Wendy Caron and Mark Perry are not your typical DC urban gardeners. In their large plot at Blair Road Community Garden near Fort Totten, they grow potatoes, garlic, beans, salad greens, asparagus, cucumbers, squash, beets, carrots, onions, berries, cherries, herbs, and more. They grow enough produce over a long enough season to cover almost all of their personal needs. Like, they haven’t purchased garlic in twelve years. Compare that to your correspondent, a novice DC urban gardener. My plot at Wangari Gardensis three months old; I grow tomatoes, cucumbers, squash, and peppers; I will produce enough to make a few salads and impress my friends. As gardeners, Wendy and Mark may be on a different plateau—but we all share the challenges of growing vegetables in a strictly urban environment.
Last year, Wendy and Mark had the run of the vegetable competitions at the DC State Fair. Their garden shows no signs of slowing down, so it will be up to the rest of the field to rise up to that level. As for the gardening duo, they simply want more competitors.

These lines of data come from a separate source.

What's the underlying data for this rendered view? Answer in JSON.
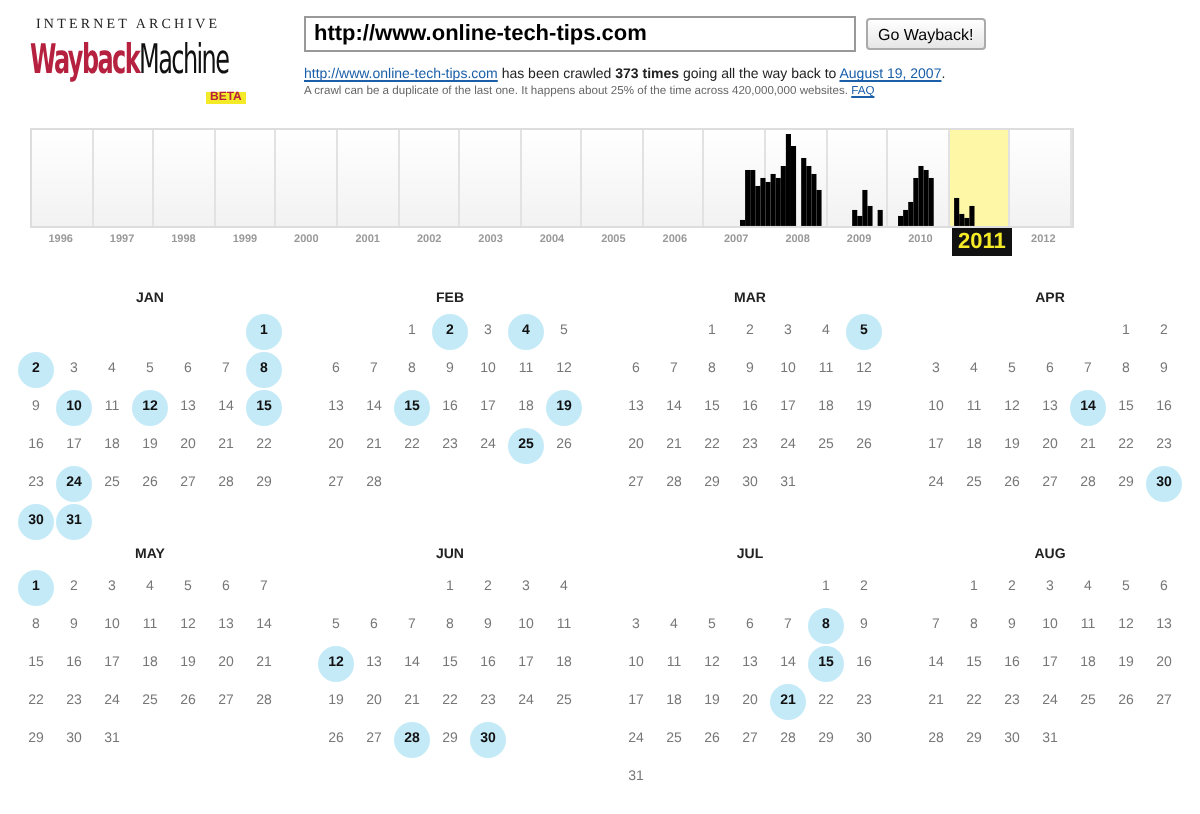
{
  "logo": {
    "top": "INTERNET ARCHIVE",
    "word_1": "Wayback",
    "word_2": "Machine",
    "badge": "BETA"
  },
  "search": {
    "value": "http://www.online-tech-tips.com",
    "button": "Go Wayback!"
  },
  "summary": {
    "url_link": "http://www.online-tech-tips.com",
    "text": " has been crawled **373 times** going all the way back to ",
    "date_link": "August 19, 2007",
    "end": "."
  },
  "note": {
    "text": "A crawl can be a duplicate of the last one. It happens about 25% of the time across 420,000,000 websites. ",
    "link": "FAQ"
  },
  "timeline": {
    "years": [
      {
        "label": "1996",
        "selected": false
      },
      {
        "label": "1997",
        "selected": false
      },
      {
        "label": "1998",
        "selected": false
      },
      {
        "label": "1999",
        "selected": false
      },
      {
        "label": "2000",
        "selected": false
      },
      {
        "label": "2001",
        "selected": false
      },
      {
        "label": "2002",
        "selected": false
      },
      {
        "label": "2003",
        "selected": false
      },
      {
        "label": "2004",
        "selected": false
      },
      {
        "label": "2005",
        "selected": false
      },
      {
        "label": "2006",
        "selected": false
      },
      {
        "label": "2007",
        "selected": false
      },
      {
        "label": "2008",
        "selected": false
      },
      {
        "label": "2009",
        "selected": false
      },
      {
        "label": "2010",
        "selected": false
      },
      {
        "label": "2011",
        "selected": true
      },
      {
        "label": "2012",
        "selected": false
      }
    ]
  },
  "months": [
    {
      "name": "JAN",
      "weeks": [
        {
          "kind": "first",
          "days": [
            {
              "day": "1",
              "crawled": true
            }
          ]
        },
        {
          "kind": "regular",
          "days": [
            {
              "day": "2",
              "crawled": true
            },
            {
              "day": "3",
              "crawled": false
            },
            {
              "day": "4",
              "crawled": false
            },
            {
              "day": "5",
              "crawled": false
            },
            {
              "day": "6",
              "crawled": false
            },
            {
              "day": "7",
              "crawled": false
            },
            {
              "day": "8",
              "crawled": true
            }
          ]
        },
        {
          "kind": "regular",
          "days": [
            {
              "day": "9",
              "crawled": false
            },
            {
              "day": "10",
              "crawled": true
            },
            {
              "day": "11",
              "crawled": false
            },
            {
              "day": "12",
              "crawled": true
            },
            {
              "day": "13",
              "crawled": false
            },
            {
              "day": "14",
              "crawled": false
            },
            {
              "day": "15",
              "crawled": true
            }
          ]
        },
        {
          "kind": "regular",
          "days": [
            {
              "day": "16",
              "crawled": false
            },
            {
              "day": "17",
              "crawled": false
            },
            {
              "day": "18",
              "crawled": false
            },
            {
              "day": "19",
              "crawled": false
            },
            {
              "day": "20",
              "crawled": false
            },
            {
              "day": "21",
              "crawled": false
            },
            {
              "day": "22",
              "crawled": false
            }
          ]
        },
        {
          "kind": "regular",
          "days": [
            {
              "day": "23",
              "crawled": false
            },
            {
              "day": "24",
              "crawled": true
            },
            {
              "day": "25",
              "crawled": false
            },
            {
              "day": "26",
              "crawled": false
            },
            {
              "day": "27",
              "crawled": false
            },
            {
              "day": "28",
              "crawled": false
            },
            {
              "day": "29",
              "crawled": false
            }
          ]
        },
        {
          "kind": "regular",
          "days": [
            {
              "day": "30",
              "crawled": true
            },
            {
              "day": "31",
              "crawled": true
            }
          ]
        }
      ]
    },
    {
      "name": "FEB",
      "weeks": [
        {
          "kind": "first",
          "days": [
            {
              "day": "1",
              "crawled": false
            },
            {
              "day": "2",
              "crawled": true
            },
            {
              "day": "3",
              "crawled": false
            },
            {
              "day": "4",
              "crawled": true
            },
            {
              "day": "5",
              "crawled": false
            }
          ]
        },
        {
          "kind": "regular",
          "days": [
            {
              "day": "6",
              "crawled": false
            },
            {
              "day": "7",
              "crawled": false
            },
            {
              "day": "8",
              "crawled": false
            },
            {
              "day": "9",
              "crawled": false
            },
            {
              "day": "10",
              "crawled": false
            },
            {
              "day": "11",
              "crawled": false
            },
            {
              "day": "12",
              "crawled": false
            }
          ]
        },
        {
          "kind": "regular",
          "days": [
            {
              "day": "13",
              "crawled": false
            },
            {
              "day": "14",
              "crawled": false
            },
            {
              "day": "15",
              "crawled": true
            },
            {
              "day": "16",
              "crawled": false
            },
            {
              "day": "17",
              "crawled": false
            },
            {
              "day": "18",
              "crawled": false
            },
            {
              "day": "19",
              "crawled": true
            }
          ]
        },
        {
          "kind": "regular",
          "days": [
            {
              "day": "20",
              "crawled": false
            },
            {
              "day": "21",
              "crawled": false
            },
            {
              "day": "22",
              "crawled": false
            },
            {
              "day": "23",
              "crawled": false
            },
            {
              "day": "24",
              "crawled": false
            },
            {
              "day": "25",
              "crawled": true
            },
            {
              "day": "26",
              "crawled": false
            }
          ]
        },
        {
          "kind": "regular",
          "days": [
            {
              "day": "27",
              "crawled": false
            },
            {
              "day": "28",
              "crawled": false
            }
          ]
        }
      ]
    },
    {
      "name": "MAR",
      "weeks": [
        {
          "kind": "first",
          "days": [
            {
              "day": "1",
              "crawled": false
            },
            {
              "day": "2",
              "crawled": false
            },
            {
              "day": "3",
              "crawled": false
            },
            {
              "day": "4",
              "crawled": false
            },
            {
              "day": "5",
              "crawled": true
            }
          ]
        },
        {
          "kind": "regular",
          "days": [
            {
              "day": "6",
              "crawled": false
            },
            {
              "day": "7",
              "crawled": false
            },
            {
              "day": "8",
              "crawled": false
            },
            {
              "day": "9",
              "crawled": false
            },
            {
              "day": "10",
              "crawled": false
            },
            {
              "day": "11",
              "crawled": false
            },
            {
              "day": "12",
              "crawled": false
            }
          ]
        },
        {
          "kind": "regular",
          "days": [
            {
              "day": "13",
              "crawled": false
            },
            {
              "day": "14",
              "crawled": false
            },
            {
              "day": "15",
              "crawled": false
            },
            {
              "day": "16",
              "crawled": false
            },
            {
              "day": "17",
              "crawled": false
            },
            {
              "day": "18",
              "crawled": false
            },
            {
              "day": "19",
              "crawled": false
            }
          ]
        },
        {
          "kind": "regular",
          "days": [
            {
              "day": "20",
              "crawled": false
            },
            {
              "day": "21",
              "crawled": false
            },
            {
              "day": "22",
              "crawled": false
            },
            {
              "day": "23",
              "crawled": false
            },
            {
              "day": "24",
              "crawled": false
            },
            {
              "day": "25",
              "crawled": false
            },
            {
              "day": "26",
              "crawled": false
            }
          ]
        },
        {
          "kind": "regular",
          "days": [
            {
              "day": "27",
              "crawled": false
            },
            {
              "day": "28",
              "crawled": false
            },
            {
              "day": "29",
              "crawled": false
            },
            {
              "day": "30",
              "crawled": false
            },
            {
              "day": "31",
              "crawled": false
            }
          ]
        }
      ]
    },
    {
      "name": "APR",
      "weeks": [
        {
          "kind": "first",
          "days": [
            {
              "day": "1",
              "crawled": false
            },
            {
              "day": "2",
              "crawled": false
            }
          ]
        },
        {
          "kind": "regular",
          "days": [
            {
              "day": "3",
              "crawled": false
            },
            {
              "day": "4",
              "crawled": false
            },
            {
              "day": "5",
              "crawled": false
            },
            {
              "day": "6",
              "crawled": false
            },
            {
              "day": "7",
              "crawled": false
            },
            {
              "day": "8",
              "crawled": false
            },
            {
              "day": "9",
              "crawled": false
            }
          ]
        },
        {
          "kind": "regular",
          "days": [
            {
              "day": "10",
              "crawled": false
            },
            {
              "day": "11",
              "crawled": false
            },
            {
              "day": "12",
              "crawled": false
            },
            {
              "day": "13",
              "crawled": false
            },
            {
              "day": "14",
              "crawled": true
            },
            {
              "day": "15",
              "crawled": false
            },
            {
              "day": "16",
              "crawled": false
            }
          ]
        },
        {
          "kind": "regular",
          "days": [
            {
              "day": "17",
              "crawled": false
            },
            {
              "day": "18",
              "crawled": false
            },
            {
              "day": "19",
              "crawled": false
            },
            {
              "day": "20",
              "crawled": false
            },
            {
              "day": "21",
              "crawled": false
            },
            {
              "day": "22",
              "crawled": false
            },
            {
              "day": "23",
              "crawled": false
            }
          ]
        },
        {
          "kind": "regular",
          "days": [
            {
              "day": "24",
              "crawled": false
            },
            {
              "day": "25",
              "crawled": false
            },
            {
              "day": "26",
              "crawled": false
            },
            {
              "day": "27",
              "crawled": false
            },
            {
              "day": "28",
              "crawled": false
            },
            {
              "day": "29",
              "crawled": false
            },
            {
              "day": "30",
              "crawled": true
            }
          ]
        }
      ]
    },
    {
      "name": "MAY",
      "weeks": [
        {
          "kind": "regular",
          "days": [
            {
              "day": "1",
              "crawled": true
            },
            {
              "day": "2",
              "crawled": false
            },
            {
              "day": "3",
              "crawled": false
            },
            {
              "day": "4",
              "crawled": false
            },
            {
              "day": "5",
              "crawled": false
            },
            {
              "day": "6",
              "crawled": false
            },
            {
              "day": "7",
              "crawled": false
            }
          ]
        },
        {
          "kind": "regular",
          "days": [
            {
              "day": "8",
              "crawled": false
            },
            {
              "day": "9",
              "crawled": false
            },
            {
              "day": "10",
              "crawled": false
            },
            {
              "day": "11",
              "crawled": false
            },
            {
              "day": "12",
              "crawled": false
            },
            {
              "day": "13",
              "crawled": false
            },
            {
              "day": "14",
              "crawled": false
            }
          ]
        },
        {
          "kind": "regular",
          "days": [
            {
              "day": "15",
              "crawled": false
            },
            {
              "day": "16",
              "crawled": false
            },
            {
              "day": "17",
              "crawled": false
            },
            {
              "day": "18",
              "crawled": false
            },
            {
              "day": "19",
              "crawled": false
            },
            {
              "day": "20",
              "crawled": false
            },
            {
              "day": "21",
              "crawled": false
            }
          ]
        },
        {
          "kind": "regular",
          "days": [
            {
              "day": "22",
              "crawled": false
            },
            {
              "day": "23",
              "crawled": false
            },
            {
              "day": "24",
              "crawled": false
            },
            {
              "day": "25",
              "crawled": false
            },
            {
              "day": "26",
              "crawled": false
            },
            {
              "day": "27",
              "crawled": false
            },
            {
              "day": "28",
              "crawled": false
            }
          ]
        },
        {
          "kind": "regular",
          "days": [
            {
              "day": "29",
              "crawled": false
            },
            {
              "day": "30",
              "crawled": false
            },
            {
              "day": "31",
              "crawled": false
            }
          ]
        }
      ]
    },
    {
      "name": "JUN",
      "weeks": [
        {
          "kind": "first",
          "days": [
            {
              "day": "1",
              "crawled": false
            },
            {
              "day": "2",
              "crawled": false
            },
            {
              "day": "3",
              "crawled": false
            },
            {
              "day": "4",
              "crawled": false
            }
          ]
        },
        {
          "kind": "regular",
          "days": [
            {
              "day": "5",
              "crawled": false
            },
            {
              "day": "6",
              "crawled": false
            },
            {
              "day": "7",
              "crawled": false
            },
            {
              "day": "8",
              "crawled": false
            },
            {
              "day": "9",
              "crawled": false
            },
            {
              "day": "10",
              "crawled": false
            },
            {
              "day": "11",
              "crawled": false
            }
          ]
        },
        {
          "kind": "regular",
          "days": [
            {
              "day": "12",
              "crawled": true
            },
            {
              "day": "13",
              "crawled": false
            },
            {
              "day": "14",
              "crawled": false
            },
            {
              "day": "15",
              "crawled": false
            },
            {
              "day": "16",
              "crawled": false
            },
            {
              "day": "17",
              "crawled": false
            },
            {
              "day": "18",
              "crawled": false
            }
          ]
        },
        {
          "kind": "regular",
          "days": [
            {
              "day": "19",
              "crawled": false
            },
            {
              "day": "20",
              "crawled": false
            },
            {
              "day": "21",
              "crawled": false
            },
            {
              "day": "22",
              "crawled": false
            },
            {
              "day": "23",
              "crawled": false
            },
            {
              "day": "24",
              "crawled": false
            },
            {
              "day": "25",
              "crawled": false
            }
          ]
        },
        {
          "kind": "regular",
          "days": [
            {
              "day": "26",
              "crawled": false
            },
            {
              "day": "27",
              "crawled": false
            },
            {
              "day": "28",
              "crawled": true
            },
            {
              "day": "29",
              "crawled": false
            },
            {
              "day": "30",
              "crawled": true
            }
          ]
        }
      ]
    },
    {
      "name": "JUL",
      "weeks": [
        {
          "kind": "first",
          "days": [
            {
              "day": "1",
              "crawled": false
            },
            {
              "day": "2",
              "crawled": false
            }
          ]
        },
        {
          "kind": "regular",
          "days": [
            {
              "day": "3",
              "crawled": false
            },
            {
              "day": "4",
              "crawled": false
            },
            {
              "day": "5",
              "crawled": false
            },
            {
              "day": "6",
              "crawled": false
            },
            {
              "day": "7",
              "crawled": false
            },
            {
              "day": "8",
              "crawled": true
            },
            {
              "day": "9",
              "crawled": false
            }
          ]
        },
        {
          "kind": "regular",
          "days": [
            {
              "day": "10",
              "crawled": false
            },
            {
              "day": "11",
              "crawled": false
            },
            {
              "day": "12",
              "crawled": false
            },
            {
              "day": "13",
              "crawled": false
            },
            {
              "day": "14",
              "crawled": false
            },
            {
              "day": "15",
              "crawled": true
            },
            {
              "day": "16",
              "crawled": false
            }
          ]
        },
        {
          "kind": "regular",
          "days": [
            {
              "day": "17",
              "crawled": false
            },
            {
              "day": "18",
              "crawled": false
            },
            {
              "day": "19",
              "crawled": false
            },
            {
              "day": "20",
              "crawled": false
            },
            {
              "day": "21",
              "crawled": true
            },
            {
              "day": "22",
              "crawled": false
            },
            {
              "day": "23",
              "crawled": false
            }
          ]
        },
        {
          "kind": "regular",
          "days": [
            {
              "day": "24",
              "crawled": false
            },
            {
              "day": "25",
              "crawled": false
            },
            {
              "day": "26",
              "crawled": false
            },
            {
              "day": "27",
              "crawled": false
            },
            {
              "day": "28",
              "crawled": false
            },
            {
              "day": "29",
              "crawled": false
            },
            {
              "day": "30",
              "crawled": false
            }
          ]
        },
        {
          "kind": "regular",
          "days": [
            {
              "day": "31",
              "crawled": false
            }
          ]
        }
      ]
    },
    {
      "name": "AUG",
      "weeks": [
        {
          "kind": "first",
          "days": [
            {
              "day": "1",
              "crawled": false
            },
            {
              "day": "2",
              "crawled": false
            },
            {
              "day": "3",
              "crawled": false
            },
            {
              "day": "4",
              "crawled": false
            },
            {
              "day": "5",
              "crawled": false
            },
            {
              "day": "6",
              "crawled": false
            }
          ]
        },
        {
          "kind": "regular",
          "days": [
            {
              "day": "7",
              "crawled": false
            },
            {
              "day": "8",
              "crawled": false
            },
            {
              "day": "9",
              "crawled": false
            },
            {
              "day": "10",
              "crawled": false
            },
            {
              "day": "11",
              "crawled": false
            },
            {
              "day": "12",
              "crawled": false
            },
            {
              "day": "13",
              "crawled": false
            }
          ]
        },
        {
          "kind": "regular",
          "days": [
            {
              "day": "14",
              "crawled": false
            },
            {
              "day": "15",
              "crawled": false
            },
            {
              "day": "16",
              "crawled": false
            },
            {
              "day": "17",
              "crawled": false
            },
            {
              "day": "18",
              "crawled": false
            },
            {
              "day": "19",
              "crawled": false
            },
            {
              "day": "20",
              "crawled": false
            }
          ]
        },
        {
          "kind": "regular",
          "days": [
            {
              "day": "21",
              "crawled": false
            },
            {
              "day": "22",
              "crawled": false
            },
            {
              "day": "23",
              "crawled": false
            },
            {
              "day": "24",
              "crawled": false
            },
            {
              "day": "25",
              "crawled": false
            },
            {
              "day": "26",
              "crawled": false
            },
            {
              "day": "27",
              "crawled": false
            }
          ]
        },
        {
          "kind": "regular",
          "days": [
            {
              "day": "28",
              "crawled": false
            },
            {
              "day": "29",
              "crawled": false
            },
            {
              "day": "30",
              "crawled": false
            },
            {
              "day": "31",
              "crawled": false
            }
          ]
        }
      ]
    }
  ]
}
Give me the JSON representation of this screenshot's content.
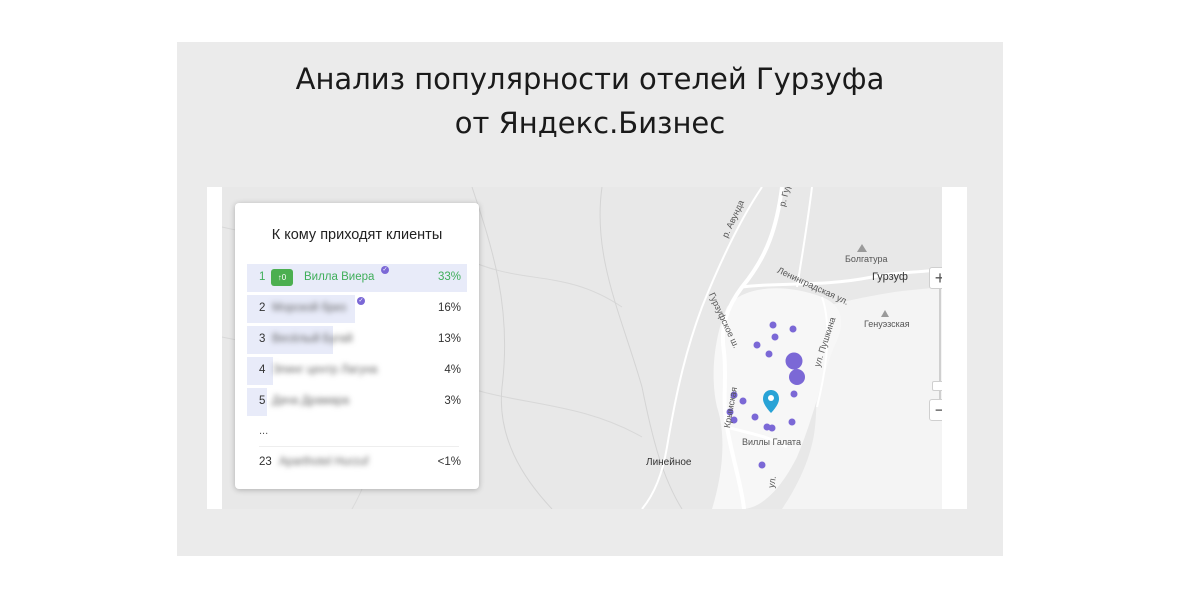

When asked about their motivation behind gardening, Wendy and Mark unsurprisingly cite the delight in “eating what we grow” and that it is “most satisfying to be independent.” But in meeting the pair, it is clear that they live and breathe gardening. Mark is a self-proclaimed lover of compost; they keep a great pile of the stuff at their garden, and it is fed regularly by materials from his professional landscaping business. The compost heap is kept above 180 degrees to kill any lingering weed seeds. You can imagine how large a pile must be to maintain that kind of temperature.
The most tangible evidence of Wendy and Mark’s growing prowess is the delicious produce that emerges from their garden. Less obviously, their experience has built a store of knowledge invaluable to a beginning gardener. Of most interest to the more whimsical would be Mark’s advice on planting and eating by the phases of the moon. If the plant’s edible parts grow above ground, you should plant your seeds while the moon is waxing; for those plants with edible parts growing underground, plant during the waning moon. (An exception: Transplanting should always be done in the waning moon because root growth is of utmost importance.)
There is a traditional explanation for this common practice: Just as the gravity fluctuations from the moon’s phases ebb the tides, so do they move moisture within the ground. And any gardener knows how important water retention is to healthy plants. Wendy suggests that for all the hoopla about moon phases, it is really a great way to organize your time during planting season. Considering how much her garden grows, err on the side of trusting her.
Wendy and Mark encourage more DC residents to garden wherever they can. They have a few basic pointers: plant at a depth of approximately three times the seed or bulb’s length; vegetables need full sun; raised beds are great because the water drains from them very easily, but they are pesky because the water drains from them so easily. Maybe their simplest advice is to just get started.